Also, a special award is given to the graduating student who completed the highest number of legal service hours.
Can I count work with an externship placement if I work more than the required hours?
Yes, you may count any externship hours that are above and beyond those required for the credits that you are receiving, but may not count the hours you receive academic credit for. For a breakdown of credit/work hours, visit the Externship Program website.
If I received an Equal Justice Foundation (EJF) summer stipend, can I get pro bono hours too?
Generally, the answer is no because the grant constitutes financial remuneration for your work. However, you may report any additional unpaid hours towards your Pro Bono Honors Pledge. For example, if your EJF grant covers ten weeks of work, and you actually work for eleven weeks, you can report the additional hours outside of the period covered by the grant for pro bono credit, provided your placement meets the pledge criteria.

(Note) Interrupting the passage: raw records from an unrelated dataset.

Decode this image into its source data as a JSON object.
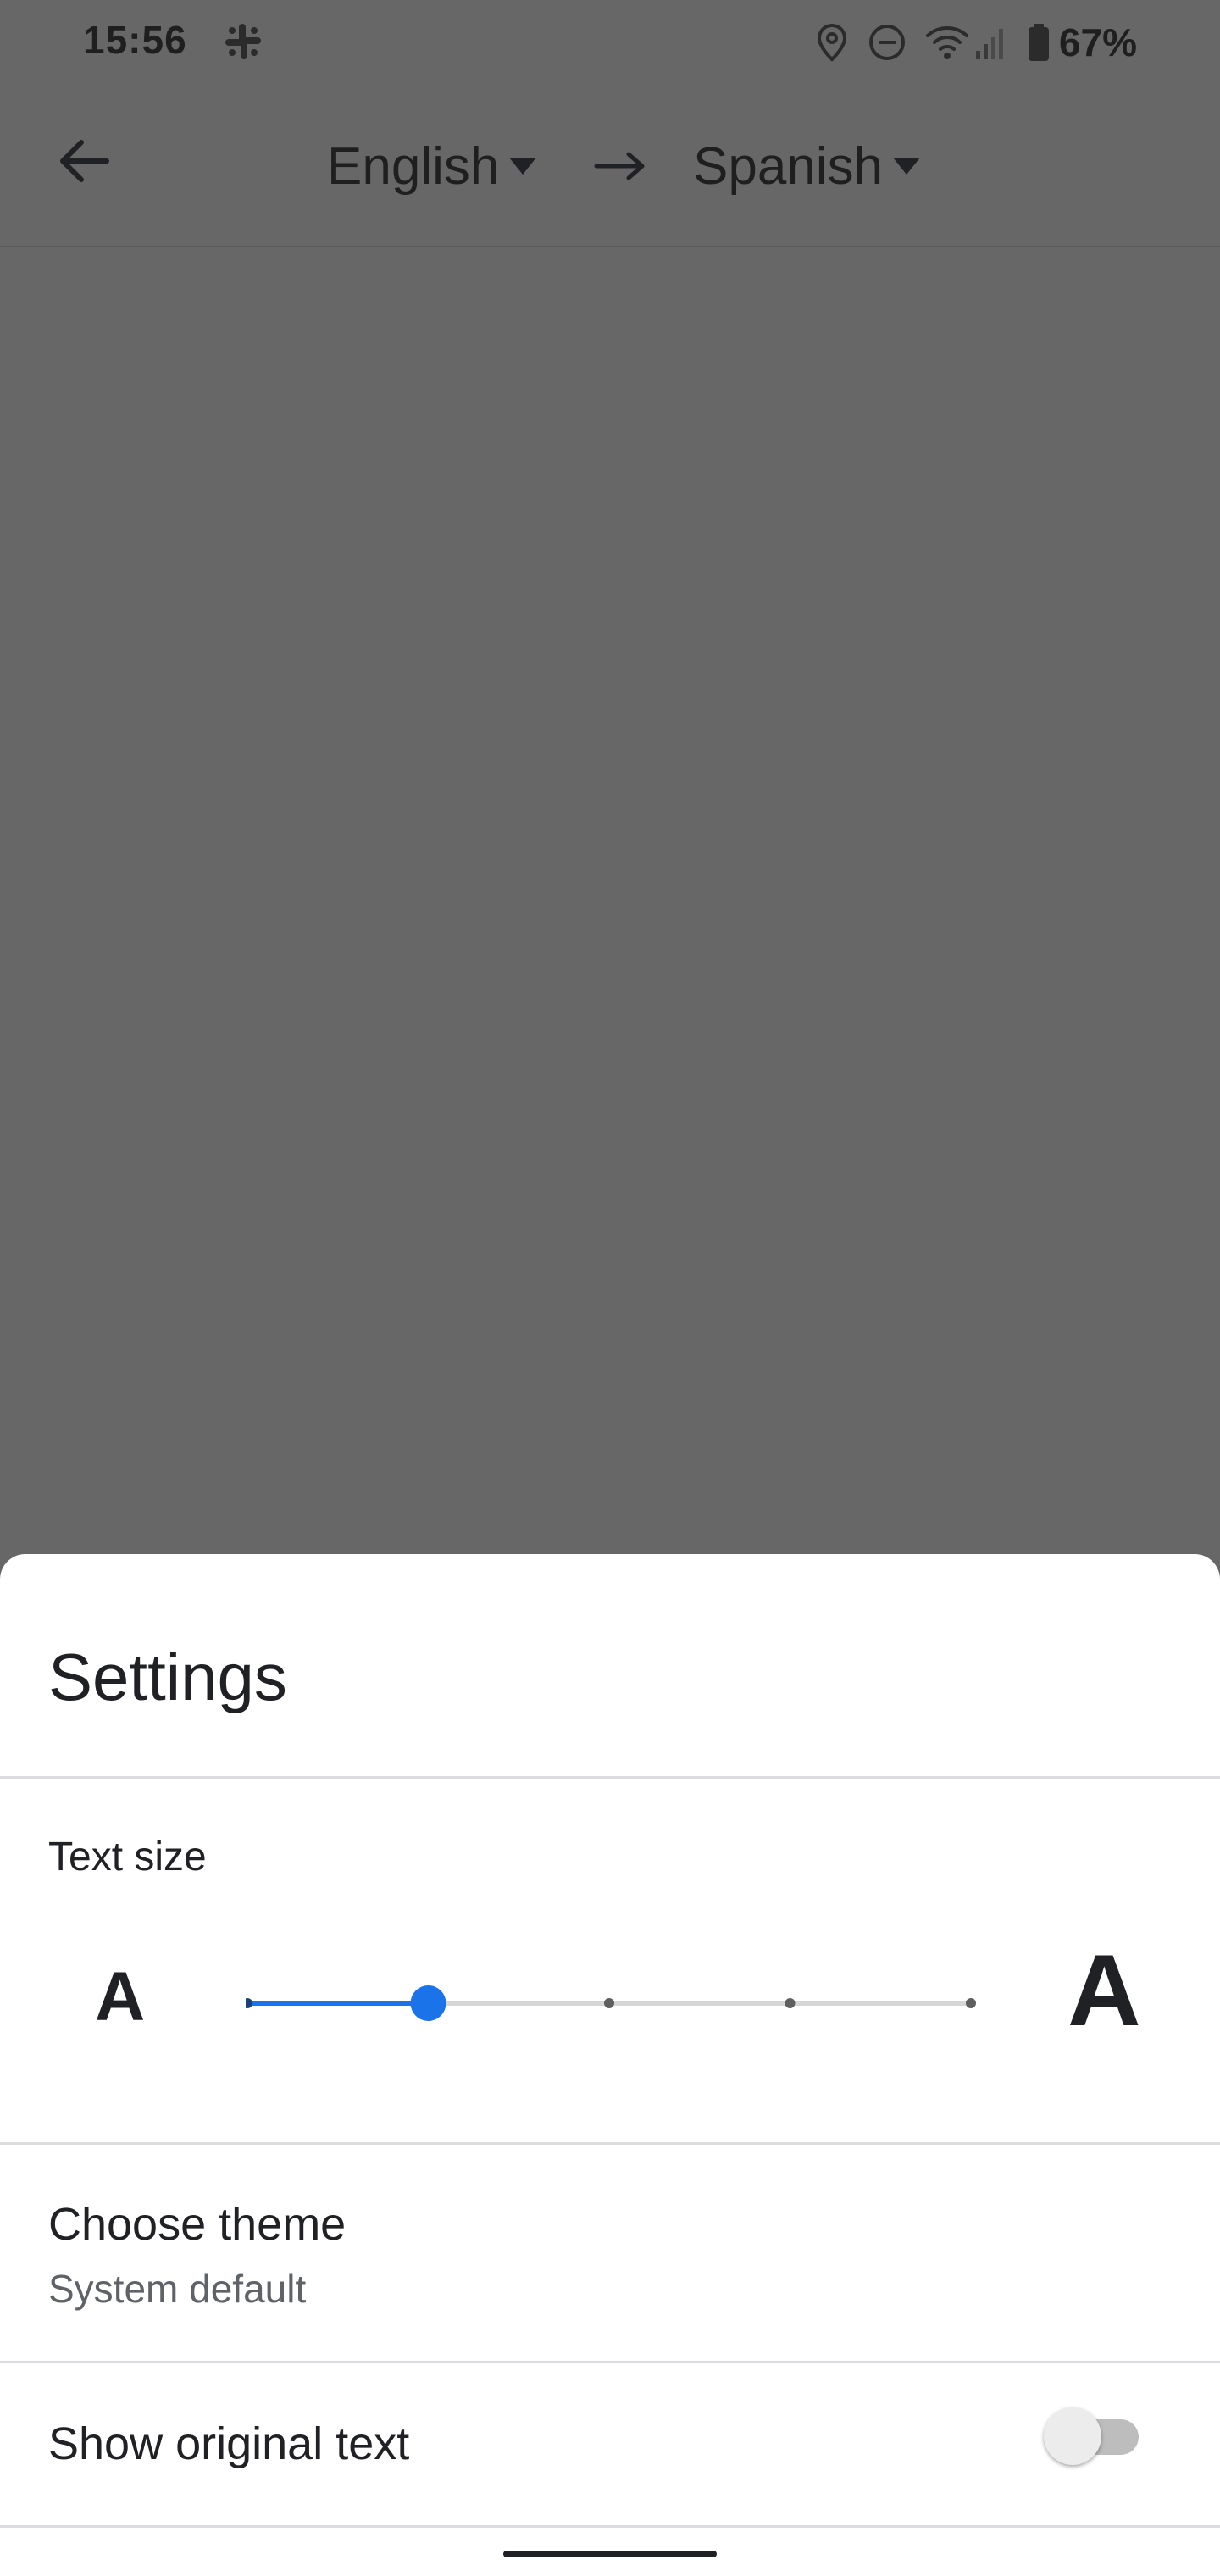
{
  "status_bar": {
    "time": "15:56",
    "app_icon": "slack-icon",
    "icons": [
      "location-icon",
      "do-not-disturb-icon",
      "wifi-icon",
      "cell-signal-icon",
      "battery-icon"
    ],
    "battery": "67%"
  },
  "toolbar": {
    "back_icon": "arrow-back-icon",
    "source_language": "English",
    "target_language": "Spanish",
    "swap_icon": "arrow-right-icon"
  },
  "settings": {
    "title": "Settings",
    "text_size": {
      "label": "Text size",
      "small_glyph": "A",
      "large_glyph": "A",
      "steps": 5,
      "selected_step": 1,
      "accent_color": "#1a73e8"
    },
    "theme": {
      "title": "Choose theme",
      "value": "System default"
    },
    "show_original_text": {
      "label": "Show original text",
      "enabled": false
    }
  }
}
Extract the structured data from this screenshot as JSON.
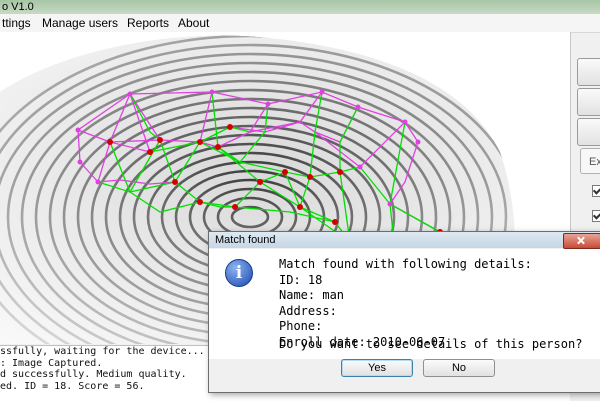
{
  "window": {
    "title_fragment": "o V1.0"
  },
  "menu": {
    "items": [
      {
        "label": "ttings"
      },
      {
        "label": "Manage users"
      },
      {
        "label": "Reports"
      },
      {
        "label": "About"
      }
    ]
  },
  "side_controls": {
    "ex_button_fragment": "Ex"
  },
  "log": {
    "lines": [
      "ssfully, waiting for the device...",
      ": Image Captured.",
      "d successfully. Medium quality.",
      "ed. ID = 18. Score = 56."
    ]
  },
  "colors": {
    "minutiae_link": "#00e000",
    "hull_link": "#e040e0",
    "minutia_point": "#d40000",
    "dialog_accent": "#3c7fb1"
  },
  "dialog": {
    "title": "Match found",
    "icon": "info-icon",
    "message": {
      "heading": "Match found with following details:",
      "id": "ID: 18",
      "name": "Name: man",
      "address": "Address:",
      "phone": "Phone:",
      "enroll_date": "Enroll date: 2010-06-07"
    },
    "question": "Do you want to see details of this person?",
    "yes_label": "Yes",
    "no_label": "No"
  }
}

Frequently Asked Questions by Placement Type
Working for A Judge: Working for a judge counts toward the Pledge as being work for the public good, so long as you are not receiving academic credit or compensation.
Working for the Federal or State Government: All government work counts toward the pledge as being work for the public good, so long as you are not receiving credit or compensation. This includes any work for a local, state or federal government agency or office.
The WCL Clinical Program: Participating in Clinic generally does not count for the pro bono pledge because you receive academic credit. However, volunteering as a clinic language volunteer can be counted for pro bono hours.
Volunteering with VITA (Voluntary Income Tax Assistance): Volunteering with VITA is a wonderful way to contribute hours towards the Pro Bono Honors Pledge Program.
Event or Conference Planning: The answer is generally no. However, if the conference has an actual public service project component, the time spent participating in the public service component may qualify for pro bono or community service hours, depending on the nature of the project.
Volunteering for a WCL Faculty Member or Program: Yes, as long as the work is law-related, on behalf of underprivileged or underrepresented populations, and is not for pay or academic credit. For example, time spent conducting research for a brief in support of petition for asylum is eligible for pro bono pledge credit. Projects not for the benefit of an underprivileged or underrepresented population (such as research or editing for a casebook) are ineligible for pro bono pledge credit. Examples of programs students receive pro bono credit for are the War Crimes Research Office, National Immigrant Women's Advocacy Project (NIWAP) and the Project for Transgender Incarcerated Survivors.
Private Firm-Pro Bono Work: Students can receive Pro Bono Honors Pledge credit for pro bono cases at private law firms only under the following circumstances: (1) neither the firm nor the student is receiving any pay for their work on the case; (2) the client is a member of an underserved population; and (3) the student is not receiving any academic credit for the work (e.g. an independent study or externship, etc.) If the student is otherwise receiving pay for working at the firm and wishes to take on pro bono work, the pro bono work will count towards the pledge only if the student works on the case outside of his or her normal working hours.
Training Required by Placement: The training time counts toward the pledge so long as you end up putting that training to use and following through by volunteering with that organization.